■ **Your assignment**
Scan the entries for lines with the word "true" and copy those lines.

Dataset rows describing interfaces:
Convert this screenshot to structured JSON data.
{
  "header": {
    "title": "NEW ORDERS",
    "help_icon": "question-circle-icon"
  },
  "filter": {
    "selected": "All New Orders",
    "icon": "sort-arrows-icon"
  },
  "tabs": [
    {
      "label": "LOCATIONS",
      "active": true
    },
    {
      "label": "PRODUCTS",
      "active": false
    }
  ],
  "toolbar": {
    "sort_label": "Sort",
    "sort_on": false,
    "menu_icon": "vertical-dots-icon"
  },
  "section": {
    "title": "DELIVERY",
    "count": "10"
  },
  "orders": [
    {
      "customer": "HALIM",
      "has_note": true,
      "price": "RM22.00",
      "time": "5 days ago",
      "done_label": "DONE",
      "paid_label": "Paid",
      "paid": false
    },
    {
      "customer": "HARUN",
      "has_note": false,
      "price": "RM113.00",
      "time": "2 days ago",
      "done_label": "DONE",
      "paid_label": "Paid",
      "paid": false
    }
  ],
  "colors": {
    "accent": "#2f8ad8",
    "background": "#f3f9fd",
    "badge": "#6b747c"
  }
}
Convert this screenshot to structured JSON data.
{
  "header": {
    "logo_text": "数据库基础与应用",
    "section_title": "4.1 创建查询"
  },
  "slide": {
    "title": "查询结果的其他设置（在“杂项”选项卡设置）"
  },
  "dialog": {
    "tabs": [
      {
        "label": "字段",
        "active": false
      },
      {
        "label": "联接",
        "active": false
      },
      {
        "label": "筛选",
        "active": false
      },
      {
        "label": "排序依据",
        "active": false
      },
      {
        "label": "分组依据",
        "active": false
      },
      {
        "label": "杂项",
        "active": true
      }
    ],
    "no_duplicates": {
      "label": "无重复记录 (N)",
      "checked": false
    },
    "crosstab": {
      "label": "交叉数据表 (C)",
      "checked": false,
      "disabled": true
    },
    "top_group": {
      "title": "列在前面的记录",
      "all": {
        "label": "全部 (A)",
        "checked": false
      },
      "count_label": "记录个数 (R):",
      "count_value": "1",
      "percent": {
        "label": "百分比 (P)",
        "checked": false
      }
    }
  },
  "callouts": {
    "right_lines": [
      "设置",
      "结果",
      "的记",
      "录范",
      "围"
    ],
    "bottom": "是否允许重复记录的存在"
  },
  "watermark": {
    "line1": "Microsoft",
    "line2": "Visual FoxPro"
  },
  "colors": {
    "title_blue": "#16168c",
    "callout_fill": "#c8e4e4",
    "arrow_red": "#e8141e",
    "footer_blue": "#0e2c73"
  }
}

■ **Response box**
      "active": true
      "has_note": true,
        "active": true
      "disabled": true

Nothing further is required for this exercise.